- Task description
The entries must be restated exactly as written.
..............................
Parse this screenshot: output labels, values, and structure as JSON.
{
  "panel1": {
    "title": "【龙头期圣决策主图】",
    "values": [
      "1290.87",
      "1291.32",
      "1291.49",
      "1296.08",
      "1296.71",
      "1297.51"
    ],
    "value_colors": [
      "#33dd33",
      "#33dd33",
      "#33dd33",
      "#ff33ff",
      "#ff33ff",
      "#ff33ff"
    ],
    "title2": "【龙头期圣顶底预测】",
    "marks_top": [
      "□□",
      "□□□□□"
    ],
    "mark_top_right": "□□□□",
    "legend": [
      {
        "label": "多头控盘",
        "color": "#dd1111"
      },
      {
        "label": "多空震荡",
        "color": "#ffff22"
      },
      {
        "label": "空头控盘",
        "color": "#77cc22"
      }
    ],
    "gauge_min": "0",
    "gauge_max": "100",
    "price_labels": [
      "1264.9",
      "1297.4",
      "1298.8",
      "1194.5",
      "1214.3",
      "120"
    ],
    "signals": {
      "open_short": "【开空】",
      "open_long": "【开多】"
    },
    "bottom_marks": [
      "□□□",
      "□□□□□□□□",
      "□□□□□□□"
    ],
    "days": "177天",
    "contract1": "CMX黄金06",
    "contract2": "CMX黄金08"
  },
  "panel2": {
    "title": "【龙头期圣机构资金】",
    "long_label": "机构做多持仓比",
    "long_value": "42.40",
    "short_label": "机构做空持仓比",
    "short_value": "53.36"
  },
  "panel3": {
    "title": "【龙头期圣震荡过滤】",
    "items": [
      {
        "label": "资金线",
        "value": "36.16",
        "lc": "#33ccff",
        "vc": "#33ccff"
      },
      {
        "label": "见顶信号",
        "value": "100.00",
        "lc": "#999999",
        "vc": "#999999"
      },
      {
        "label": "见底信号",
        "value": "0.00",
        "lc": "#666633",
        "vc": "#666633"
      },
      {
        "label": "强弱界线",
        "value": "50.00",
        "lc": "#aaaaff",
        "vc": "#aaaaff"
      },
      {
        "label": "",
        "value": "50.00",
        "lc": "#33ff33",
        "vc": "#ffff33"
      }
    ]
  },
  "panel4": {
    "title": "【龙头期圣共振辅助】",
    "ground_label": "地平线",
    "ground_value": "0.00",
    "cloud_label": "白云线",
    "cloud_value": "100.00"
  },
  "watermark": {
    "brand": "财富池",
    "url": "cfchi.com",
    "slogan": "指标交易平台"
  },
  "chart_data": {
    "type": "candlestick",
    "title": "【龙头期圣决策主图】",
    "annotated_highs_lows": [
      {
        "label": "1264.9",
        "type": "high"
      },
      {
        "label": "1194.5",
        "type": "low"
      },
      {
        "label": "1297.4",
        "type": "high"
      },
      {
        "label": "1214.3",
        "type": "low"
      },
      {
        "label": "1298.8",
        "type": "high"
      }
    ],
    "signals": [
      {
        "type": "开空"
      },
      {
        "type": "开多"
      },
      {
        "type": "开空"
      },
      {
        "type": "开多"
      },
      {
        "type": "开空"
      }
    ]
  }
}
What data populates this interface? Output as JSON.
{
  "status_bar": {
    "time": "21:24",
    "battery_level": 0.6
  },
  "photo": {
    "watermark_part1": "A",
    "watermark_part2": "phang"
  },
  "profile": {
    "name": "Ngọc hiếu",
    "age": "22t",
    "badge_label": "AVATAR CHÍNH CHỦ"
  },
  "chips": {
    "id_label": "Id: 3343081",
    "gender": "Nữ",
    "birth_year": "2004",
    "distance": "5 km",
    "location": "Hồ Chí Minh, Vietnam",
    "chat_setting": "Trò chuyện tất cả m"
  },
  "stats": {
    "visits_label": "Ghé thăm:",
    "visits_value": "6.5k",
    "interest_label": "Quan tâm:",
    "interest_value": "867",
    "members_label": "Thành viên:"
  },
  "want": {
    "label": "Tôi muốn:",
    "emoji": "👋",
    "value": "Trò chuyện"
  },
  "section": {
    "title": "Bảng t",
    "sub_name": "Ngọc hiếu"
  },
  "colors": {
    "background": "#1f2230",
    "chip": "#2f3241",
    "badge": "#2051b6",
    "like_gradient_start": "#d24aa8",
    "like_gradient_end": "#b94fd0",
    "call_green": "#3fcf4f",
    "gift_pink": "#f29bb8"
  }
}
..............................
- Written answer
Parse this screenshot: output labels, values, and structure as JSON.
{
  "panel1": {
    "title": "【龙头期圣决策主图】",
    "values": [
      "1290.87",
      "1291.32",
      "1291.49",
      "1296.08",
      "1296.71",
      "1297.51"
    ],
    "value_colors": [
      "#33dd33",
      "#33dd33",
      "#33dd33",
      "#ff33ff",
      "#ff33ff",
      "#ff33ff"
    ],
    "title2": "【龙头期圣顶底预测】",
    "marks_top": [
      "□□",
      "□□□□□"
    ],
    "mark_top_right": "□□□□",
    "legend": [
      {
        "label": "多头控盘",
        "color": "#dd1111"
      },
      {
        "label": "多空震荡",
        "color": "#ffff22"
      },
      {
        "label": "空头控盘",
        "color": "#77cc22"
      }
    ],
    "gauge_min": "0",
    "gauge_max": "100",
    "price_labels": [
      "1264.9",
      "1297.4",
      "1298.8",
      "1194.5",
      "1214.3",
      "120"
    ],
    "signals": {
      "open_short": "【开空】",
      "open_long": "【开多】"
    },
    "bottom_marks": [
      "□□□",
      "□□□□□□□□",
      "□□□□□□□"
    ],
    "days": "177天",
    "contract1": "CMX黄金06",
    "contract2": "CMX黄金08"
  },
  "panel2": {
    "title": "【龙头期圣机构资金】",
    "long_label": "机构做多持仓比",
    "long_value": "42.40",
    "short_label": "机构做空持仓比",
    "short_value": "53.36"
  },
  "panel3": {
    "title": "【龙头期圣震荡过滤】",
    "items": [
      {
        "label": "资金线",
        "value": "36.16",
        "lc": "#33ccff",
        "vc": "#33ccff"
      },
      {
        "label": "见顶信号",
        "value": "100.00",
        "lc": "#999999",
        "vc": "#999999"
      },
      {
        "label": "见底信号",
        "value": "0.00",
        "lc": "#666633",
        "vc": "#666633"
      },
      {
        "label": "强弱界线",
        "value": "50.00",
        "lc": "#aaaaff",
        "vc": "#aaaaff"
      },
      {
        "label": "",
        "value": "50.00",
        "lc": "#33ff33",
        "vc": "#ffff33"
      }
    ]
  },
  "panel4": {
    "title": "【龙头期圣共振辅助】",
    "ground_label": "地平线",
    "ground_value": "0.00",
    "cloud_label": "白云线",
    "cloud_value": "100.00"
  },
  "watermark": {
    "brand": "财富池",
    "url": "cfchi.com",
    "slogan": "指标交易平台"
  },
  "chart_data": {
    "type": "candlestick",
    "title": "【龙头期圣决策主图】",
    "annotated_highs_lows": [
      {
        "label": "1264.9",
        "type": "high"
      },
      {
        "label": "1194.5",
        "type": "low"
      },
      {
        "label": "1297.4",
        "type": "high"
      },
      {
        "label": "1214.3",
        "type": "low"
      },
      {
        "label": "1298.8",
        "type": "high"
      }
    ],
    "signals": [
      {
        "type": "开空"
      },
      {
        "type": "开多"
      },
      {
        "type": "开空"
      },
      {
        "type": "开多"
      },
      {
        "type": "开空"
      }
    ]
  }
}
What data populates this interface? Output as JSON.
{
  "status_bar": {
    "time": "21:24",
    "battery_level": 0.6
  },
  "photo": {
    "watermark_part1": "A",
    "watermark_part2": "phang"
  },
  "profile": {
    "name": "Ngọc hiếu",
    "age": "22t",
    "badge_label": "AVATAR CHÍNH CHỦ"
  },
  "chips": {
    "id_label": "Id: 3343081",
    "gender": "Nữ",
    "birth_year": "2004",
    "distance": "5 km",
    "location": "Hồ Chí Minh, Vietnam",
    "chat_setting": "Trò chuyện tất cả m"
  },
  "stats": {
    "visits_label": "Ghé thăm:",
    "visits_value": "6.5k",
    "interest_label": "Quan tâm:",
    "interest_value": "867",
    "members_label": "Thành viên:"
  },
  "want": {
    "label": "Tôi muốn:",
    "emoji": "👋",
    "value": "Trò chuyện"
  },
  "section": {
    "title": "Bảng t",
    "sub_name": "Ngọc hiếu"
  },
  "colors": {
    "background": "#1f2230",
    "chip": "#2f3241",
    "badge": "#2051b6",
    "like_gradient_start": "#d24aa8",
    "like_gradient_end": "#b94fd0",
    "call_green": "#3fcf4f",
    "gift_pink": "#f29bb8"
  }
}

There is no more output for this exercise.